- the right to use the trademark (article 16 paragraph 4);
- the exclusive right to prohibit other persons to use without the consent: nonetheless there are some exemptions (article 16 paragraph 6);
- transfer, by an agreement, the property right to the trademark to any third person;
- the right to grant a permission (issue a licence) for the use of the trademark to any person under a licence agreement;
- the right to place a warning marking alongside with the trademark in the form of the circled Latin character “R”.
An obligation arising from the certificate assumes exercising the rights arising from the certificate in good faith.
Conflicts over trademarks and fair use
Any encroachment on the rights of a certificate holder provided for by Article16 of this Law, as well as preparation for such actions, is considered to be the infringement of the rights resulting in the liability under the current legislation of Ukraine.

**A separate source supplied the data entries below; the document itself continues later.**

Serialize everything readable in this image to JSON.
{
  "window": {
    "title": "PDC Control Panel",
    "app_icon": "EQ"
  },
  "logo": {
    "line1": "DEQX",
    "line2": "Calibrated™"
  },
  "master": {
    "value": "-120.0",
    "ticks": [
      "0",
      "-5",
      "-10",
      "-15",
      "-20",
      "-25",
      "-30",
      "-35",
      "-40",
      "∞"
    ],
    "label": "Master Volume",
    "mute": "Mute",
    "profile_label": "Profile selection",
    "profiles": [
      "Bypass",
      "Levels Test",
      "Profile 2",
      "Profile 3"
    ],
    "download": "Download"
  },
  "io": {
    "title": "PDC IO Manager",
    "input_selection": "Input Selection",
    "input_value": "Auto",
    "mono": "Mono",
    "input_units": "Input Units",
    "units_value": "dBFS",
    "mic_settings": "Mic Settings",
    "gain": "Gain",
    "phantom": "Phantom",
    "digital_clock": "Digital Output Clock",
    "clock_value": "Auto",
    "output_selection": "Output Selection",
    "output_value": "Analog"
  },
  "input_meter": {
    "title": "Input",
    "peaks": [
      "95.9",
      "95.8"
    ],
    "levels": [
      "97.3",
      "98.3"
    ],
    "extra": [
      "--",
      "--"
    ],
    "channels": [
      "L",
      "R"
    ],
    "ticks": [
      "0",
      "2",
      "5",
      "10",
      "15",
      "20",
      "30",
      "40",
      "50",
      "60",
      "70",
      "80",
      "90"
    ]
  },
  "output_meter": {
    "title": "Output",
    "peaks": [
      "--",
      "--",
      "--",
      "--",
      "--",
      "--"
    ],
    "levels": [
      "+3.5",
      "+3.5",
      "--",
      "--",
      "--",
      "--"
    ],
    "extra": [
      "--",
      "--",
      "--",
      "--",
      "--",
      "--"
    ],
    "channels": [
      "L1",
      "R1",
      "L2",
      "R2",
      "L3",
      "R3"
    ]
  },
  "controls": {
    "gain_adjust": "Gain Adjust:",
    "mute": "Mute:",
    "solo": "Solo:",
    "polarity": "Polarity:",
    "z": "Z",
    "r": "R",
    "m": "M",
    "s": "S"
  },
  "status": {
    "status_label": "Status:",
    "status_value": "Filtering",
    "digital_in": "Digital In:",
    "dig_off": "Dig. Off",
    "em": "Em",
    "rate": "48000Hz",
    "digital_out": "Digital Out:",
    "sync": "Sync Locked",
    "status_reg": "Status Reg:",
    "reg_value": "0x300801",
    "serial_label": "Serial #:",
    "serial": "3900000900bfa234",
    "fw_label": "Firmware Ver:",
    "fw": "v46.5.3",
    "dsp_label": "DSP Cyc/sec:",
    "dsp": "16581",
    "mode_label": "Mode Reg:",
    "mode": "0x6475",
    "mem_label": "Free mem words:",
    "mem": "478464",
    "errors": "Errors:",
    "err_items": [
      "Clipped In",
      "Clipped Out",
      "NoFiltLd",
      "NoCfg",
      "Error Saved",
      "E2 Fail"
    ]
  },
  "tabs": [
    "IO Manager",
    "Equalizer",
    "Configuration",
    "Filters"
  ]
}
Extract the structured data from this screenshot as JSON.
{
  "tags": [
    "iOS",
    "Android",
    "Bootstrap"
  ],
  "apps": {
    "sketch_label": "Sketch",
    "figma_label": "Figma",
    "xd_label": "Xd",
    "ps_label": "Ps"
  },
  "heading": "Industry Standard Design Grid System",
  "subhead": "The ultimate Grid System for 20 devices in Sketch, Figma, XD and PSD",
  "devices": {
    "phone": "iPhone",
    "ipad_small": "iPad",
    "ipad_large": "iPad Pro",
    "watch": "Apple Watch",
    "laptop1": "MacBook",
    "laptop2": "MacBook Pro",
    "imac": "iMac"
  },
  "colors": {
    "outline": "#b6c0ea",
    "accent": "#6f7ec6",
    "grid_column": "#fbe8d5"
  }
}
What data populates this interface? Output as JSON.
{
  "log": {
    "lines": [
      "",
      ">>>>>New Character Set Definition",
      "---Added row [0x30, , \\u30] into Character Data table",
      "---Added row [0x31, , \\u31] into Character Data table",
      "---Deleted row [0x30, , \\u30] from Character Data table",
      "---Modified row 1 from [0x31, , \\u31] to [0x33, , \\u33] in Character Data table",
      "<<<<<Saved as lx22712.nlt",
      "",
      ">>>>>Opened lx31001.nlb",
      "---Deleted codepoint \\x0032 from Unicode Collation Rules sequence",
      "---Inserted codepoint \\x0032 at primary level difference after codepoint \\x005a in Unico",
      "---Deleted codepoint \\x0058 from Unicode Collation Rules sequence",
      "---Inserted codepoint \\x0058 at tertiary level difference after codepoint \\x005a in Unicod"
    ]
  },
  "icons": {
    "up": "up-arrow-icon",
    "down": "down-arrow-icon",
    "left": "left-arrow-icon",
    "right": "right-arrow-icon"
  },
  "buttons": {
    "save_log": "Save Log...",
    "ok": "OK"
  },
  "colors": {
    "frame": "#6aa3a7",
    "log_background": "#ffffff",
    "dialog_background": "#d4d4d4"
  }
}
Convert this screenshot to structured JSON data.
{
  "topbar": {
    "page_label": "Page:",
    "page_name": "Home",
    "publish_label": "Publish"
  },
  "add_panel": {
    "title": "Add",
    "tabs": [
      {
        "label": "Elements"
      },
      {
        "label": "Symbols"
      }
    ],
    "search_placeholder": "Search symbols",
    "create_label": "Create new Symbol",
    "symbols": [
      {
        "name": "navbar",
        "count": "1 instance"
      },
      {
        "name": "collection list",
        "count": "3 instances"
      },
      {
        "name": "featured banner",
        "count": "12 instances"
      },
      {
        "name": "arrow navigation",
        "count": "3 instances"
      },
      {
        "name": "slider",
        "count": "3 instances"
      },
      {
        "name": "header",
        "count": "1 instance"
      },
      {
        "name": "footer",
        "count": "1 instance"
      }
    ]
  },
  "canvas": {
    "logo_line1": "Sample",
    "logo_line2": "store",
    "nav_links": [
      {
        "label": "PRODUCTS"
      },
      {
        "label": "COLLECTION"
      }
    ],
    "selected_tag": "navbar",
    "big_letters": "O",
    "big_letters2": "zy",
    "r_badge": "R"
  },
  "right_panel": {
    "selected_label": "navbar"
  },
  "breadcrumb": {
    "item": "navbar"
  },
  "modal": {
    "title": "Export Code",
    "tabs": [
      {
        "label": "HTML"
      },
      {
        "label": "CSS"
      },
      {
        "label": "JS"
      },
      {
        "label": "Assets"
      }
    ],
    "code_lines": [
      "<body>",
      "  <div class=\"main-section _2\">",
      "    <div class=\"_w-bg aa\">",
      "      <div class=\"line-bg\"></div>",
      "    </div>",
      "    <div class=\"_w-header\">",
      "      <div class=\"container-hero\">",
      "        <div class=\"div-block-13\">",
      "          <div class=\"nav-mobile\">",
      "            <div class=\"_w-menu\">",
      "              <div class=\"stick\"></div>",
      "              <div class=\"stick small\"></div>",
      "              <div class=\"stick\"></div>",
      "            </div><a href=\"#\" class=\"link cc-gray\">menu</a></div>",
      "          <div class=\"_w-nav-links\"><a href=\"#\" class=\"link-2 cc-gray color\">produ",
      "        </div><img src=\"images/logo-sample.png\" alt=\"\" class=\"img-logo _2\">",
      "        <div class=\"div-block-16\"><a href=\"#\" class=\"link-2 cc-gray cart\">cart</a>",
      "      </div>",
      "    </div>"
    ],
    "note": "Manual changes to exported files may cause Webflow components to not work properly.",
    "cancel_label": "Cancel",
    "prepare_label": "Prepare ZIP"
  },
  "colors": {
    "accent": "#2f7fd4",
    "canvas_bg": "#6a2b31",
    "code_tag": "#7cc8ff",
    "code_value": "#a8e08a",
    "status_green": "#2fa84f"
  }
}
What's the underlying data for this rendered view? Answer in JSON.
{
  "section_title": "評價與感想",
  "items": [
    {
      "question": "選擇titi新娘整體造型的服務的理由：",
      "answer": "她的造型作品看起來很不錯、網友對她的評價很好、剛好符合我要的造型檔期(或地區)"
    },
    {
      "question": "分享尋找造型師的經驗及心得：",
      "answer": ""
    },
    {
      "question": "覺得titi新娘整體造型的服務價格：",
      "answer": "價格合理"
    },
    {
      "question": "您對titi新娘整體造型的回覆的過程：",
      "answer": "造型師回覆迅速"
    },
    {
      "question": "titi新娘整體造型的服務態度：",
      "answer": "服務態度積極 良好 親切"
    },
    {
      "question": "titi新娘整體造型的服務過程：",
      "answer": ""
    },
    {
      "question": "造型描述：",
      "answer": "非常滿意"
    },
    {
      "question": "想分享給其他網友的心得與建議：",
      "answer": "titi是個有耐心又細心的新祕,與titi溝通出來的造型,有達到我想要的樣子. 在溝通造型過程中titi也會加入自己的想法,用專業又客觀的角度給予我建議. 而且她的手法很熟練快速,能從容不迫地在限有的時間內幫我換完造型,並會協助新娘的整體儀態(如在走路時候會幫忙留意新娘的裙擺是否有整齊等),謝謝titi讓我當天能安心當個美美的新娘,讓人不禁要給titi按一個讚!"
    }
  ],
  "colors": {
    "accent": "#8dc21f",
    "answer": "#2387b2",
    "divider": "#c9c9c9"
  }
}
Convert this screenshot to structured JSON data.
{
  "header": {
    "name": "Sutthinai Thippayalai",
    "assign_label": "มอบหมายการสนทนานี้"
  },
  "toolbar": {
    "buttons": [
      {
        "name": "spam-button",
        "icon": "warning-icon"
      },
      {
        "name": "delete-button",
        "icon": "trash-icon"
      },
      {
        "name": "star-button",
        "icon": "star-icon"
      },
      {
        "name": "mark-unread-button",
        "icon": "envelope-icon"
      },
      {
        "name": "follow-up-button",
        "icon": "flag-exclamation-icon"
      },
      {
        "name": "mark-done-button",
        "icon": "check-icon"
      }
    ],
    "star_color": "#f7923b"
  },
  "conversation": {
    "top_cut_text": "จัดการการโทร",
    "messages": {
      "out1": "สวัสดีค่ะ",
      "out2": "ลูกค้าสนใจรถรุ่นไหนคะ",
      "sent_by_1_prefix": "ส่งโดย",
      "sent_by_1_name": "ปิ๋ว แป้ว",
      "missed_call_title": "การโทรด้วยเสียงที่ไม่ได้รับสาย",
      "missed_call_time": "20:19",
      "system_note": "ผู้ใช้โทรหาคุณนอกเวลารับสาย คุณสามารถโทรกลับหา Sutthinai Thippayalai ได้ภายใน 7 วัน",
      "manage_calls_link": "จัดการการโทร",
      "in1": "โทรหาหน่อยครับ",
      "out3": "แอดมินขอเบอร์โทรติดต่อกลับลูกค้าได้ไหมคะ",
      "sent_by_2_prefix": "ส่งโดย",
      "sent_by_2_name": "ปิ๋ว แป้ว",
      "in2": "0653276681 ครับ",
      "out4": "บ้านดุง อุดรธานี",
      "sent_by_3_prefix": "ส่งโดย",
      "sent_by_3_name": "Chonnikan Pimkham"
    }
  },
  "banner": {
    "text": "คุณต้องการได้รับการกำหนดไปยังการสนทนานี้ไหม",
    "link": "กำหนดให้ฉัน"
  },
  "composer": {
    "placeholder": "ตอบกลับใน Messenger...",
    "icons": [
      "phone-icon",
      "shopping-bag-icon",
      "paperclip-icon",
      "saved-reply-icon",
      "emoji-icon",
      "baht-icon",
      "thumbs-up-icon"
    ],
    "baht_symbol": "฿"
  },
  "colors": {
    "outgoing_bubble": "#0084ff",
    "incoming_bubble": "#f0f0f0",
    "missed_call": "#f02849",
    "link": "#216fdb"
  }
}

According to the law, the owner of the trademark may demand that the infringer stop violating the IP rights and pay back any losses incurred. The owner has the right to demand the removal of any goods, product packaging, labels, badges, or other items affixed to the goods that bear an illegally used trademark, as well as the ban on storage, import, and export of those goods. Additionally, the owner has the right to forbid the use of a trademark by third parties when offering and providing any services for which the trademark was registered, including in legal documents, advertisements, and online content. The owner may even demand that the images of such trademarks be destroyed.
Trademark protection in terms of antimonopoly concepts
The uniqueness of trademark antimonopoly protection is that it can be obtained by a person not on the basis of the certificate, but rather on the basis of the actual primacy of use by the trademark owner.
The Antimonopoly Committee of Ukraine carries out actions such as, but not limited to, the seizure of items bearing illegally used trademarks and the abolition of unfair competition in accordance with the antimonopoly policy of Ukraine.
Unfair competition is defined by the Ukrainian law “On Protection from Unfair Competition” as any practice in competition that goes against trade and other ethical norms in economic activity. In this context, unfair competition also includes using a name, commercial brand, trademark, advertisement, packaging, other marks, periodicals, etc. without the permission of the business entity that has previously used those marks or using a mark that is confusingly similar to or identical to that mark.
A fine of up to 5% of the entity’s revenue from turnover for the previous fiscal year may be imposed for the use of unfair competitive tactics, according to article 21 of the law “On Protection from Unfair Competition.” The statute of limitations for any unfair competition violation is three years from the commission of the offense or, in the case of an ongoing violation, following the completion of the violation.
Summarizing the above, a trademark gives its owners a wide range of legal protections that guarantee proper differentiation between the goods and services they offer from those of other producers of goods and service providers. However, it’s important to remember that a decent “cover” in the form of a trademark, as well as a high-quality product, are equally important to a business’s success. Our team is ready to help with the prosecution, registration and renewal of your trademark in Ukraine.
The content of this article is intended to provide a general guide to the subject matter, not to be considered as a legal consultation.